One of the most famous race horses of all times, Eclipse was foaled in England during an eclipse of the sun in 1764. The colt, who stood 15.2 hands, was not much for looks, but he had a proud heritage. It traced back directly to the Darley Arabian, one of the three founding sires of the thoroughbred race horse. (The others were the Byerly Turk and the Godolphin Barb.) Eclipse was bred by the Duke of Cumberland, second son of King George II, and when still a yearling was sold for about $400 to William Wildman, a prosperous meat salesman with a sporting turn. The colt early manifested such a nasty disposition it seemed probable that he would have to be gelded. Fortunately for the future of international horse racing and Dennis O'Kelly (who as Eclipse's later owner made over $100,000 in stud fees), Wildman refused to curb the horse's fiery spirit by this means. Instead he put Eclipse in the hands of a notoriously rough rider who worked the thoroughbred day and night. Even this rigorous treatment, however, had little effect. Eclipse ran like the wind and the harder he ran, the more the frisky thoroughbred seemed to enjoy himself.
Because of the grueling four-mile-heat system of racing, which meant an eight-to-12-mile run under saddle in a single afternoon, horses before 1776 did not race until they had reached at least five years of age. When Eclipse reached this age he started in his first race on May 3, 1769 at Epsom Downs.
This first turf appearance was the usual race of the best two out of three four-mile heats. One of the bettors, a wealthy Irishman named Dennis O'Kelly who had made a fortune gambling, watched the blaze-faced chestnut win the first heat handily. O'Kelly was so impressed with Eclipse's performance that he shrewdly bet he could name the order in which each horse would finish. Asked for his wager, he cried prophetically: "Eclipse first, the rest nowhere." The prediction was correct, and the phrase became famous. After Eclipse repeated his performance in his second race at Ascot, O'Kelly persuaded Wildman to sell him a half interest in the horse for about $3,250. By 1770 Wildman had foolishly signed away the remaining half interest to O'Kelly for another $5,500. So a horse who was responsible either directly, or through his get, for hundreds of millions of dollars changing hands was snapped up for a few thousand by a gambler with vision.
Eclipse raced only three seasons, winning all his 26 starts and 11 King's Plates. In 10 of the races he carried the unusually heavy load of 12 stone (168 pounds). He was never defeated or even extended, and he beat by at least 200 yards the best horses in England. In October 1771 he raced for the last time, as a 7-year-old, at Newmarket. After that, O'Kelly retired Eclipse to stud and English racing again became a competitive contest.

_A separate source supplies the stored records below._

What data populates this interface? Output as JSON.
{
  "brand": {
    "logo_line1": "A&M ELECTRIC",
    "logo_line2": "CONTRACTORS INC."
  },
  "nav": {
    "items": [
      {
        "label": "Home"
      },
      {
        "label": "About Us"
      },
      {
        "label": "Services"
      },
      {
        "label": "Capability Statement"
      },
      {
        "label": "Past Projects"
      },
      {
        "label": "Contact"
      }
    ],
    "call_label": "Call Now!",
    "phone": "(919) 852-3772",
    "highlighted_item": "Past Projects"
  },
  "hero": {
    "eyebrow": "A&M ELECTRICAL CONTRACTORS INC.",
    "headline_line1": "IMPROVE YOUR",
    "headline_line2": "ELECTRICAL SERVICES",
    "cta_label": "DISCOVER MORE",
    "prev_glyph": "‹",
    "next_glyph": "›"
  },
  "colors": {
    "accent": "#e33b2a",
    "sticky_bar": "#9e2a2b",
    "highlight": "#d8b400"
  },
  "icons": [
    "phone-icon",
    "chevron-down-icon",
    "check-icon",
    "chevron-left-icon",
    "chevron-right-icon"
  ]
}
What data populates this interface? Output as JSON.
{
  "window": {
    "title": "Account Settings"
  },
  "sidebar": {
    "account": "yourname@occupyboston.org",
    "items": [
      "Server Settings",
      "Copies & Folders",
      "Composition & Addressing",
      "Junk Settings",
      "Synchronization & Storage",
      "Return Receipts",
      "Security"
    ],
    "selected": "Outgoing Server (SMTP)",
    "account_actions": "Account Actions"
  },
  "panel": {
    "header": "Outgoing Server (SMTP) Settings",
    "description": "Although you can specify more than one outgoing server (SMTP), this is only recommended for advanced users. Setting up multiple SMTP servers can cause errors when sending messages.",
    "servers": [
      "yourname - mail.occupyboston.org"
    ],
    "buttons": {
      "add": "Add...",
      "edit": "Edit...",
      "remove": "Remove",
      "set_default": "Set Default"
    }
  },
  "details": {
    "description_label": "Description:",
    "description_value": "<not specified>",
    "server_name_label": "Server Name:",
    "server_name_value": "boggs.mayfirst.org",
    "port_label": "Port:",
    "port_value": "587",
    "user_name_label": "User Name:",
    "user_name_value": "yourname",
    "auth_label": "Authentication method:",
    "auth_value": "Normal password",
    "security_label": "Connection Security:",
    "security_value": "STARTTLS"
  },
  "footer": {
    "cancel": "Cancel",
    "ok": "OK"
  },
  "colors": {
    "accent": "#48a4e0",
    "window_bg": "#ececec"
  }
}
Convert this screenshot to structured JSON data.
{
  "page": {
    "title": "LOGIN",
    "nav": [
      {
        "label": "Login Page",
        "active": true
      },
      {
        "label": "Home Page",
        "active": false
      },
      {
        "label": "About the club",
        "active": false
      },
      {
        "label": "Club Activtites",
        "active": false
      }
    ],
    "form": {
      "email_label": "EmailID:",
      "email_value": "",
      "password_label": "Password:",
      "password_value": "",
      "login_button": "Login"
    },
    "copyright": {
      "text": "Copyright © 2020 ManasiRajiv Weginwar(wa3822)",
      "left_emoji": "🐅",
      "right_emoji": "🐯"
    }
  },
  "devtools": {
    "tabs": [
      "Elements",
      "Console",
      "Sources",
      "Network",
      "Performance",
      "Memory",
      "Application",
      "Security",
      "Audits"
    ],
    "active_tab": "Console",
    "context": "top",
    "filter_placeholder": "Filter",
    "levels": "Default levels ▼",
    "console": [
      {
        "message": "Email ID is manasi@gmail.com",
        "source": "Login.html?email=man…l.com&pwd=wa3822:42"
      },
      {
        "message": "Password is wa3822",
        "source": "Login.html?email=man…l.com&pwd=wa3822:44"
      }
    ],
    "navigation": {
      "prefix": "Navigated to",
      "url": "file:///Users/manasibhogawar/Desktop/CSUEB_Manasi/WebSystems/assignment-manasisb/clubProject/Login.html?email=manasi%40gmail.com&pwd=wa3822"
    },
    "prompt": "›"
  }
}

Eclipse was so famous in his day that the average Britisher knew him as well as he knew the king himself. His portrait was painted at least a dozen times (see one of them above). One artist painted him seven times, and one horse lover, Lord Roseberry, owned eight portraits of him well over a hundred years after the horse's death. Even the British Museum displayed an engraving of him on its sacrosanct walls. He died at the age of 25 in 1789, and the public scrambled to own and marvel at his remains. His skeleton was mounted and earnestly studied by scientists, who wrote profound treatises explaining the horse's ability to run. His heart was reverently weighed and found to be five pounds heavier than that of the average horse. His mane and tail were woven into a racing trophy (the Newmarket Challenge Whip) and one mounted hoof acquired by royalty. Even 109 years after Eclipse's death an-Englishman proudly left his heirs a cherished fragment of Eclipse's hide. The interest in the relics of Eclipse was so great that a brisk business sprang up in ersatz remains of the horse. At least six "undoubted" skeletons and nine "authentic" feet were foisted on a gullible and souvenir-seeking public. Dennis O'Kelly, who would have delighted in such a daring business enterprise, wasn't there to see it, for he had died of the gout a little more than a year earlier than his horse.
Today the legendary Eclipse is as well known as he was when O'Kelly owned him. He is remembered not only for his incomparable racing, but for the number of worthy descendants he left the turf world: Gallant Fox, Whirlaway, Assault, Citation and Nashua, among others familiar to American horse lovers. Eclipse and two other sires, Matchem and Herod (who carried on the lines of the Godolphin Barb and the Byerly Turk respectively), are responsible for every racing thoroughbred alive today. Eclipse's get won two out of three of the first century and a half of Epsom Derbies: such victories as Young Eclipse in 1781, Waxy in 1793, Whalebone in 1810, Blair Athol in 1864, Galopin in 1875. At this year's Kentucky Derby, Swaps became the 63rd descendant of Eclipse to win the 81-year-old American classic. Only 18 descendants of Matchem and Herod together have been winners in the U.S. derby. Eclipse's blood, transmitted through his famous sons, has proved to be the most valuable of any horse on record. The fractious chestnut eclipsed them all.